HM Bark Endeavour. The Ship. The Replicas.
Culva House Publications.
ISBN 1 871150 19 1.
A 50-page booklet by Alan Whitworth, a local historian who lives near Whitby, UK. It was produced as a celebration of the two visits by the Australian Endeavour replica in 1997 and 2002.
The frontispiece is a colour photograph of the Cook statue on the West Cliff, Whitby taken some time ago – it doesn't show the current paving representing the compass points but the previous low fence encompassing a small garden.
Curiously for a local author, the story breezes through Cook's early life, covering his first 18 years in the first paragraph and his stay at Whitby in the second. Several pages are devoted, however, to Cook's early years in the Navy (only later was it called the Royal Navy). It is a pity that Cook's second ship, the Solebay is mis-spelt as the Solebury, and that he is described "as surveyor aboard the Antelope", implying he was in command when he was just a passenger on his way to take charge of the Tweed. These ships so rarely get a mention in any piece on Cook.
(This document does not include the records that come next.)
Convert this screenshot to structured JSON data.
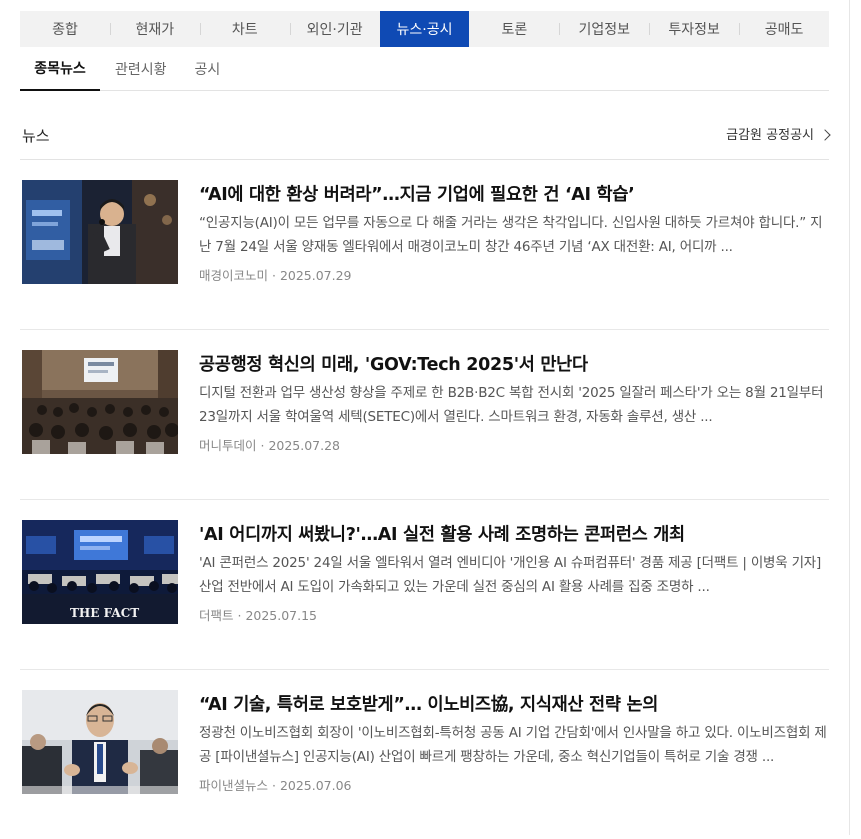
{
  "main_tabs": [
    {
      "label": "종합"
    },
    {
      "label": "현재가"
    },
    {
      "label": "차트"
    },
    {
      "label": "외인·기관"
    },
    {
      "label": "뉴스·공시"
    },
    {
      "label": "토론"
    },
    {
      "label": "기업정보"
    },
    {
      "label": "투자정보"
    },
    {
      "label": "공매도"
    }
  ],
  "active_main_tab": "뉴스·공시",
  "sub_tabs": [
    {
      "label": "종목뉴스"
    },
    {
      "label": "관련시황"
    },
    {
      "label": "공시"
    }
  ],
  "section": {
    "title": "뉴스",
    "more_link": "금감원 공정공시"
  },
  "news": [
    {
      "title": "“AI에 대한 환상 버려라”…지금 기업에 필요한 건 ‘AI 학습’",
      "summary": "“인공지능(AI)이 모든 업무를 자동으로 다 해줄 거라는 생각은 착각입니다. 신입사원 대하듯 가르쳐야 합니다.” 지난 7월 24일 서울 양재동 엘타워에서 매경이코노미 창간 46주년 기념 ‘AX 대전환: AI, 어디까 ...",
      "source": "매경이코노미",
      "date": "2025.07.29",
      "thumb_icon": "speaker-at-podium-photo"
    },
    {
      "title": "공공행정 혁신의 미래, 'GOV:Tech 2025'서 만난다",
      "summary": "디지털 전환과 업무 생산성 향상을 주제로 한 B2B·B2C 복합 전시회 '2025 일잘러 페스타'가 오는 8월 21일부터 23일까지 서울 학여울역 세텍(SETEC)에서 열린다. 스마트워크 환경, 자동화 솔루션, 생산 ...",
      "source": "머니투데이",
      "date": "2025.07.28",
      "thumb_icon": "conference-hall-photo"
    },
    {
      "title": "'AI 어디까지 써봤니?'…AI 실전 활용 사례 조명하는 콘퍼런스 개최",
      "summary": "'AI 콘퍼런스 2025' 24일 서울 엘타워서 열려 엔비디아 '개인용 AI 슈퍼컴퓨터' 경품 제공 [더팩트 | 이병욱 기자] 산업 전반에서 AI 도입이 가속화되고 있는 가운데 실전 중심의 AI 활용 사례를 집중 조명하 ...",
      "source": "더팩트",
      "date": "2025.07.15",
      "thumb_icon": "conference-audience-photo",
      "thumb_caption": "THE FACT"
    },
    {
      "title": "“AI 기술, 특허로 보호받게”… 이노비즈協, 지식재산 전략 논의",
      "summary": "정광천 이노비즈협회 회장이 '이노비즈협회-특허청 공동 AI 기업 간담회'에서 인사말을 하고 있다. 이노비즈협회 제공 [파이낸셜뉴스] 인공지능(AI) 산업이 빠르게 팽창하는 가운데, 중소 혁신기업들이 특허로 기술 경쟁 ...",
      "source": "파이낸셜뉴스",
      "date": "2025.07.06",
      "thumb_icon": "man-speaking-photo"
    }
  ]
}
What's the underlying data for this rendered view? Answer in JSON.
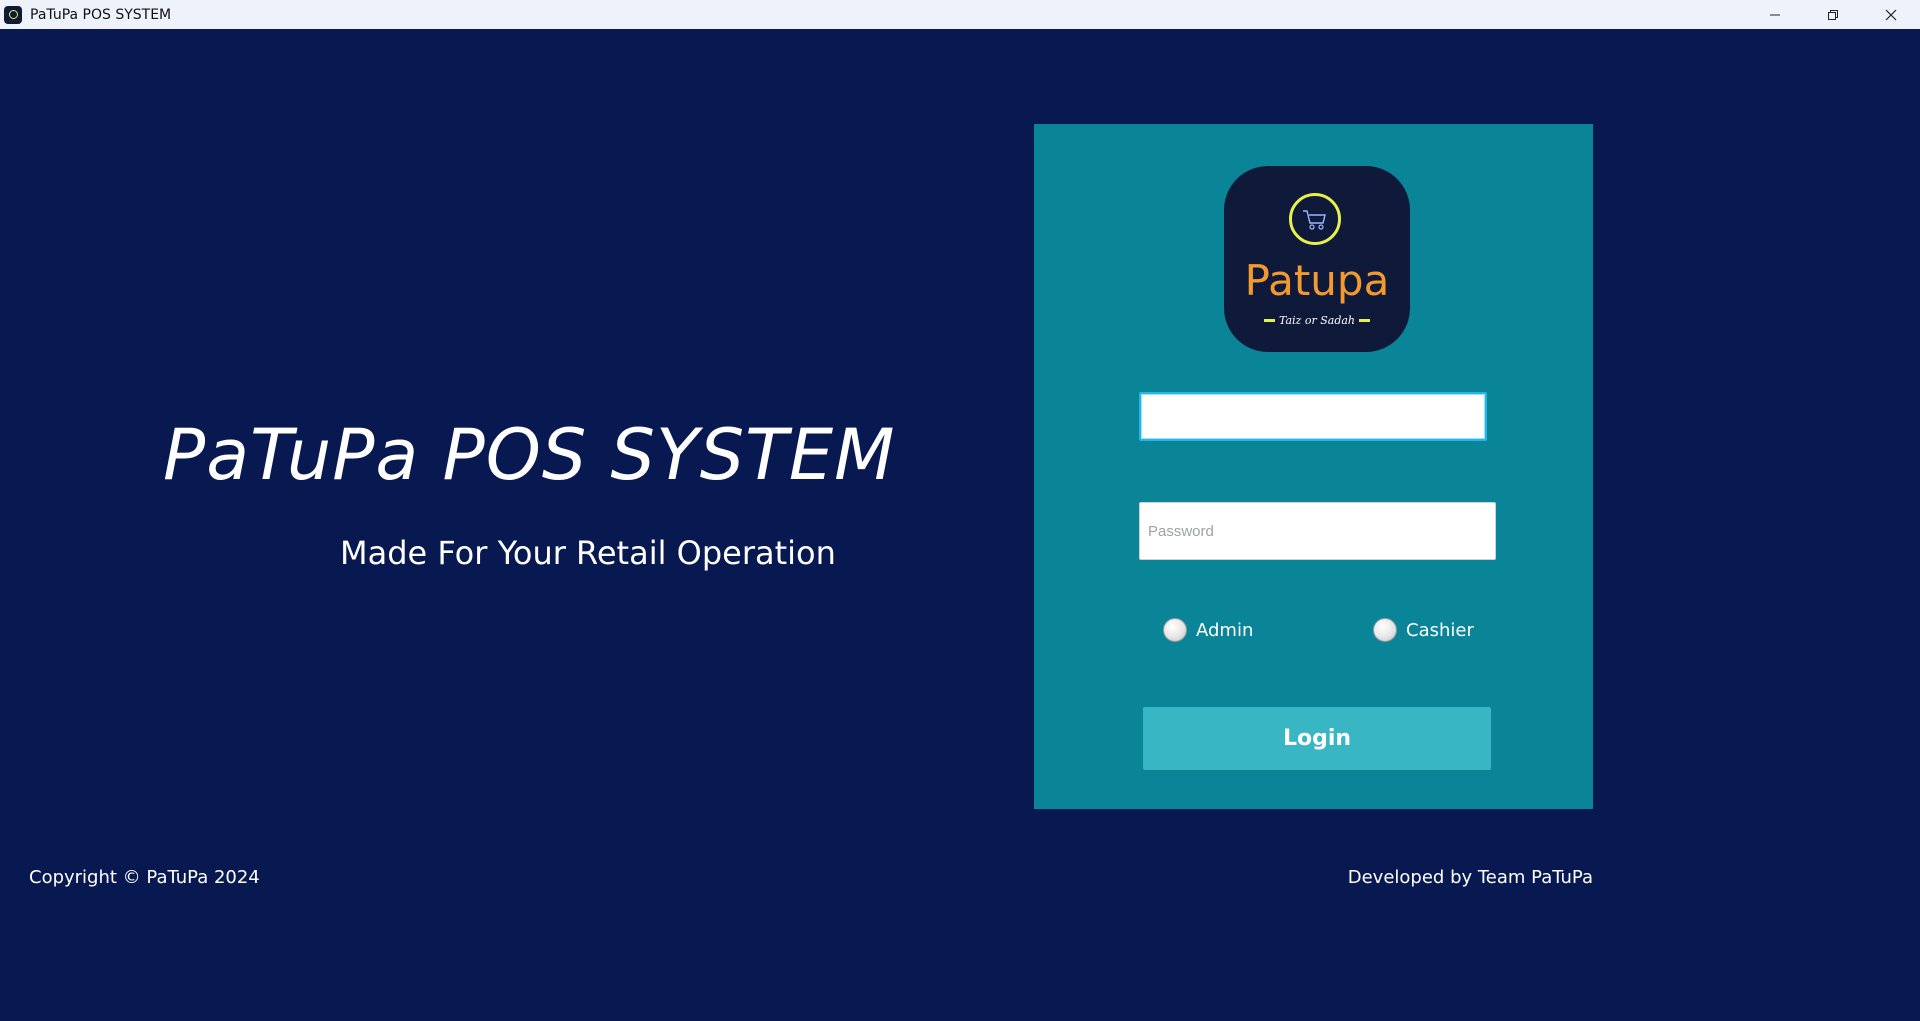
{
  "window": {
    "title": "PaTuPa POS SYSTEM",
    "controls": [
      "minimize-icon",
      "restore-icon",
      "close-icon"
    ]
  },
  "hero": {
    "title": "PaTuPa POS SYSTEM",
    "subtitle": "Made For Your Retail Operation"
  },
  "logo": {
    "brand": "Patupa",
    "tagline": "Taiz or Sadah",
    "icon": "shopping-cart-icon"
  },
  "login": {
    "username_value": "",
    "username_placeholder": "",
    "password_placeholder": "Password",
    "roles": [
      {
        "label": "Admin",
        "selected": false
      },
      {
        "label": "Cashier",
        "selected": false
      }
    ],
    "button_label": "Login"
  },
  "footer": {
    "copyright": "Copyright © PaTuPa 2024",
    "developer": "Developed by Team PaTuPa"
  },
  "colors": {
    "background": "#081951",
    "panel": "#0a8497",
    "button": "#38b6c4",
    "logo_bg": "#0f1a3a",
    "brand_orange": "#f29a2e",
    "accent_yellow": "#e8f04a"
  }
}
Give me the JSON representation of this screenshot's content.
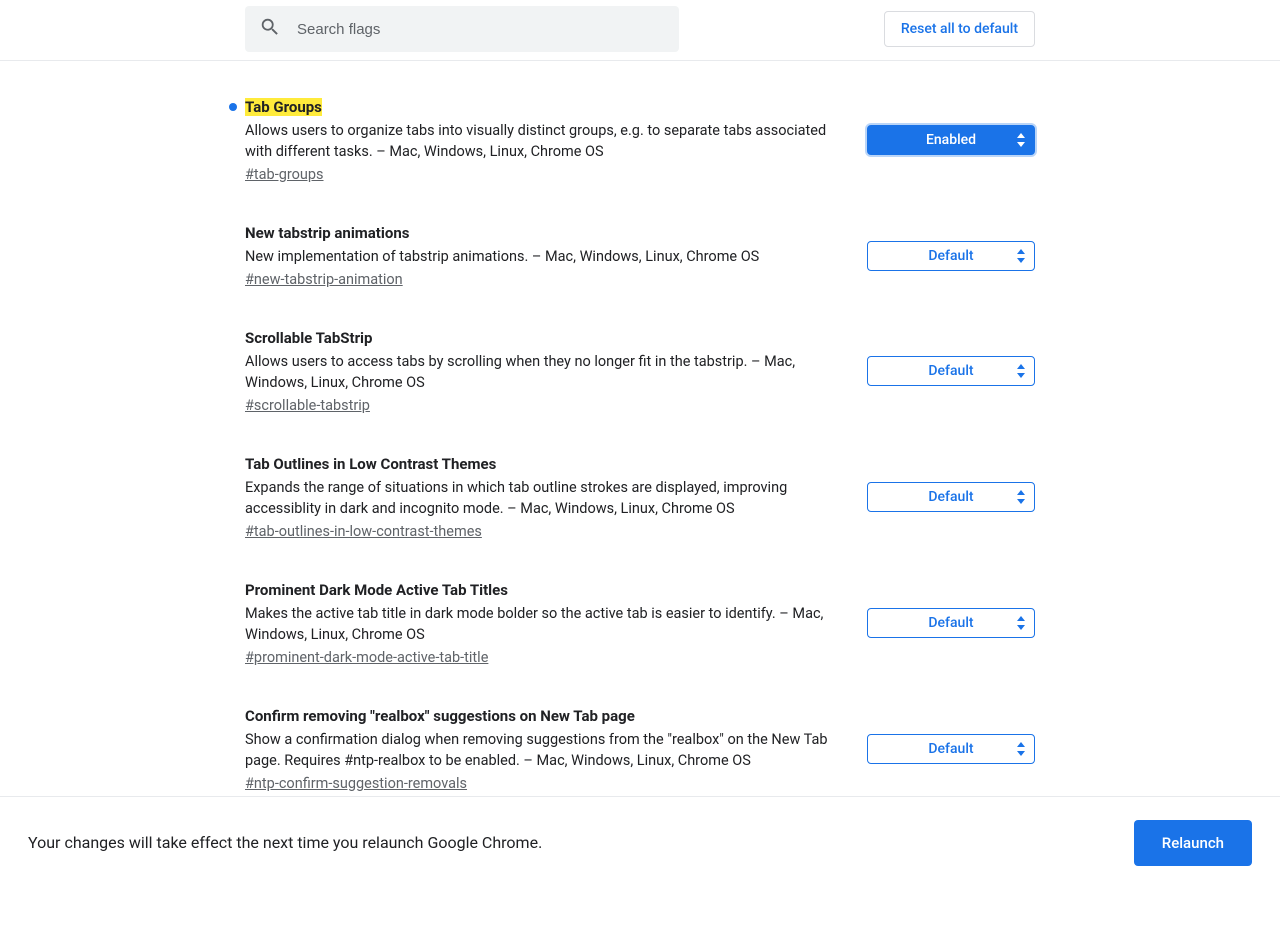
{
  "search": {
    "placeholder": "Search flags"
  },
  "reset_label": "Reset all to default",
  "flags": [
    {
      "title": "Tab Groups",
      "highlighted": true,
      "modified": true,
      "desc": "Allows users to organize tabs into visually distinct groups, e.g. to separate tabs associated with different tasks. – Mac, Windows, Linux, Chrome OS",
      "hash": "#tab-groups",
      "select": "Enabled",
      "select_active": true
    },
    {
      "title": "New tabstrip animations",
      "highlighted": false,
      "modified": false,
      "desc": "New implementation of tabstrip animations. – Mac, Windows, Linux, Chrome OS",
      "hash": "#new-tabstrip-animation",
      "select": "Default",
      "select_active": false
    },
    {
      "title": "Scrollable TabStrip",
      "highlighted": false,
      "modified": false,
      "desc": "Allows users to access tabs by scrolling when they no longer fit in the tabstrip. – Mac, Windows, Linux, Chrome OS",
      "hash": "#scrollable-tabstrip",
      "select": "Default",
      "select_active": false
    },
    {
      "title": "Tab Outlines in Low Contrast Themes",
      "highlighted": false,
      "modified": false,
      "desc": "Expands the range of situations in which tab outline strokes are displayed, improving accessiblity in dark and incognito mode. – Mac, Windows, Linux, Chrome OS",
      "hash": "#tab-outlines-in-low-contrast-themes",
      "select": "Default",
      "select_active": false
    },
    {
      "title": "Prominent Dark Mode Active Tab Titles",
      "highlighted": false,
      "modified": false,
      "desc": "Makes the active tab title in dark mode bolder so the active tab is easier to identify. – Mac, Windows, Linux, Chrome OS",
      "hash": "#prominent-dark-mode-active-tab-title",
      "select": "Default",
      "select_active": false
    },
    {
      "title": "Confirm removing \"realbox\" suggestions on New Tab page",
      "highlighted": false,
      "modified": false,
      "desc": "Show a confirmation dialog when removing suggestions from the \"realbox\" on the New Tab page. Requires #ntp-realbox to be enabled. – Mac, Windows, Linux, Chrome OS",
      "hash": "#ntp-confirm-suggestion-removals",
      "select": "Default",
      "select_active": false
    }
  ],
  "footer": {
    "message": "Your changes will take effect the next time you relaunch Google Chrome.",
    "relaunch": "Relaunch"
  }
}
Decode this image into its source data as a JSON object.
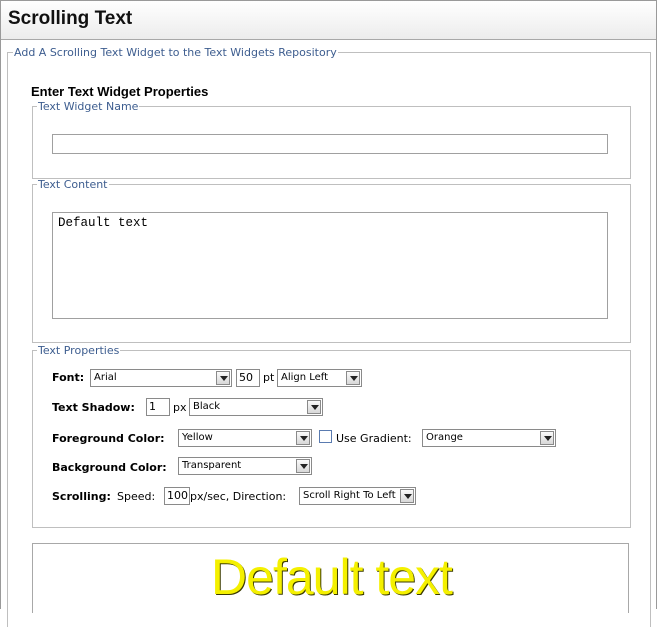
{
  "window": {
    "title": "Scrolling Text"
  },
  "section": {
    "legend": "Add A Scrolling Text Widget to the Text Widgets Repository"
  },
  "properties": {
    "heading": "Enter Text Widget Properties"
  },
  "widget_name": {
    "legend": "Text Widget Name",
    "value": ""
  },
  "text_content": {
    "legend": "Text Content",
    "value": "Default text"
  },
  "text_properties": {
    "legend": "Text Properties",
    "font": {
      "label": "Font:",
      "value": "Arial",
      "size": "50",
      "size_unit": "pt",
      "align": "Align Left"
    },
    "shadow": {
      "label": "Text Shadow:",
      "value": "1",
      "unit": "px",
      "color": "Black"
    },
    "foreground": {
      "label": "Foreground Color:",
      "value": "Yellow",
      "gradient_label": "Use Gradient:",
      "gradient_checked": false,
      "gradient_value": "Orange"
    },
    "background": {
      "label": "Background Color:",
      "value": "Transparent"
    },
    "scrolling": {
      "label": "Scrolling:",
      "speed_label": "Speed:",
      "speed": "100",
      "speed_unit": "px/sec, Direction:",
      "direction": "Scroll Right To Left"
    }
  },
  "preview": {
    "text": "Default text",
    "color": "#f4f000"
  }
}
Whitworth excels at describing the Earl of Pembroke and its transformation into the Endeavour. He discusses its design, the terms bark and cat, which are so frequently used by us but so often misunderstood, the meaning of ship-rigged and snow. Even the development of the ship-building industry on the North-East coast, taking over from those in Suffolk (where I live), is covered. The ship was modified twice at Deptford on the river Thames, and the reasons and effects on the ship and its "94 persons including Officers Seamen Gentlemen and their servants" explained step by step.
Several pages are given to explaining the stores taken on board. For example, "The vessel also carried large oars, called sweeps, which were used on 16 August 10 to guide the Endeavour through an opening in a reef off New Zealand into the calmer waters beyond".
The voyage of the Endeavour is dealt with in one paragraph, and the author moves on to the Australian replica, which gets three pages, starting with the concept in 1970 and the attempts from 1981 to get it built in Whitby.
The mini-replica recently built at Whitby1 is mentioned, but there is surprisingly nothing about the replicas at Stockton2 and Stondon3. Instead there is a description of the Cook statue at Whitby and the monument on Easyby Moor near Great Ayton.
Given the booklet's title, it is a curious mix of expected information (such as an appendix of the Endeavour's crew), interesting information (an appendix of Cook's service in Whitby ships from the muster rolls) and the irrelevant (e.g. an appendix about the Coat of Arms granted to him posthumously).
1. See Cook's Log, page 194 vol. 25, no. 2 (2002)
2. See page 1342, vol. 19, no 4 (1996)
3. See page 1530, vol. 21, no 3 (1998)
Originally published in Cook's Log, page 2000, volume 25, number 4 (2002).